"Virgil was not only a genius designer, a visionary, he was also a man with a beautiful soul and great wisdom," Bernard Arnault, the billionaire boss of Luis Vuitton's owner, French fashion conglomerate LVMH, said in a statement Sunday.
Born in 1980 near Chicago, Abloh and his sister were raised in Rockford, Illinois. According to a 2018 Vogue magazine profile, his mother Eunice Abloh, a seamstress, taught him the basics of the craft at a young age.
After graduating from the University of Wisconsin-Madison, he completed a master's degree in architecture from the Illinois Institute of Technology. Abloh and Ye became interns at Fendi in Rome, and made the rounds at Paris Fashion Week. By 2010, Abloh worked as creative director for Ye's creative agency, Donda. He also designed album covers for Ye's "Yeezus" and "My Beautiful Dark Twisted Fantasy".
His arrival at LVMH in 2018 marked the marriage between streetwear and high-end fashion, mixing sneakers and camouflage pants with tailored suits and evening gowns.
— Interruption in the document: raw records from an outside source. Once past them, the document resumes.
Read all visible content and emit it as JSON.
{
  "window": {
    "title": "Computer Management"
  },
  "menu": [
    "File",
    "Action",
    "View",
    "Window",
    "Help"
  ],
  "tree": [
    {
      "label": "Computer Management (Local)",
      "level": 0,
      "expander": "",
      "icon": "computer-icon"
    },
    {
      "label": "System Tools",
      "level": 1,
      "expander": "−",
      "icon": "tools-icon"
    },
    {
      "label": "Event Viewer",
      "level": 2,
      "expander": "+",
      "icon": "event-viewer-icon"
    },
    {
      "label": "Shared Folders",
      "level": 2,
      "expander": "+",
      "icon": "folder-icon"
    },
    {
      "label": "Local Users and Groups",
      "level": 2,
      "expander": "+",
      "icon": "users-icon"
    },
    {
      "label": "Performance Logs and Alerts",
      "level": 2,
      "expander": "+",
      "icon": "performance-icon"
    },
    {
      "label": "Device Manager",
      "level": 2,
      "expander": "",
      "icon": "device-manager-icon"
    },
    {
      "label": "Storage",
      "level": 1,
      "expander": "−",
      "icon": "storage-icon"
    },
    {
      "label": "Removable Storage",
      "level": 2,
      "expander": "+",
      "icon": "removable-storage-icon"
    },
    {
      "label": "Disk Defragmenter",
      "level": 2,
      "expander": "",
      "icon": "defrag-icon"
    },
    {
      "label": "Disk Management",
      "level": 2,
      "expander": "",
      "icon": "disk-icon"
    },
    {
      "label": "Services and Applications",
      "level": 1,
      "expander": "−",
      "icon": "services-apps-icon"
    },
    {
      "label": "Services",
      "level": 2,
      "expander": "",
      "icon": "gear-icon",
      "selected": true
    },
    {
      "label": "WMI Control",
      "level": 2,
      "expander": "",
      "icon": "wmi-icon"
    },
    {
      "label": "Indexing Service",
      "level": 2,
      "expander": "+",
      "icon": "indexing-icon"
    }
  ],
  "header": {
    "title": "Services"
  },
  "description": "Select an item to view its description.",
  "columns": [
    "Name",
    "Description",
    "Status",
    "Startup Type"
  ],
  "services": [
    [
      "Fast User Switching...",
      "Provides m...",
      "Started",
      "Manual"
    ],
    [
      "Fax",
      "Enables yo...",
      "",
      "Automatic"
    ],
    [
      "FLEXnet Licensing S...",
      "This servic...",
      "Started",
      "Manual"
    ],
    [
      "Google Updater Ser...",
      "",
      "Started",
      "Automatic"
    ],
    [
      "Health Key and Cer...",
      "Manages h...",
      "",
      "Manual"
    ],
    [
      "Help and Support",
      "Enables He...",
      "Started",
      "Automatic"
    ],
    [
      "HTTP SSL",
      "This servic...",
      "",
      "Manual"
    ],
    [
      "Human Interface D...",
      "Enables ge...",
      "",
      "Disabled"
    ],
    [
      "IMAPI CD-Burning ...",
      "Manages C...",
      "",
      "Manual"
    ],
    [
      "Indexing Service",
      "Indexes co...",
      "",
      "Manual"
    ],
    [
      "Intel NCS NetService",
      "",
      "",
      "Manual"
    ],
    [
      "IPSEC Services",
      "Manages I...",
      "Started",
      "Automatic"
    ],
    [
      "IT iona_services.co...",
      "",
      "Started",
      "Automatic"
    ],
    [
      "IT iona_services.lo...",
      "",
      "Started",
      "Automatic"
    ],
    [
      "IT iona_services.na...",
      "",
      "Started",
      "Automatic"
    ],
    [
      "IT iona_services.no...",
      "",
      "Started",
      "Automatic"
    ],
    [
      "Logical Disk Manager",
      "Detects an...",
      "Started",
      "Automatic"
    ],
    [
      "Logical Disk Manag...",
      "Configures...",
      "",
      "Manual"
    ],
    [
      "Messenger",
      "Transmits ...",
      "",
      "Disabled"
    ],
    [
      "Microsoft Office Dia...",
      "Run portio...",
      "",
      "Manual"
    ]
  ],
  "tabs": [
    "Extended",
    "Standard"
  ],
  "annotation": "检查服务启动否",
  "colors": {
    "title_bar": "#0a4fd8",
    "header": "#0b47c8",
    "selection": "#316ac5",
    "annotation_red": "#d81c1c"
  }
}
His influences included graffiti art, hip hop and skateboard culture.
The style was embraced by the group as it sought to breathe new life into some labels and attract younger customers.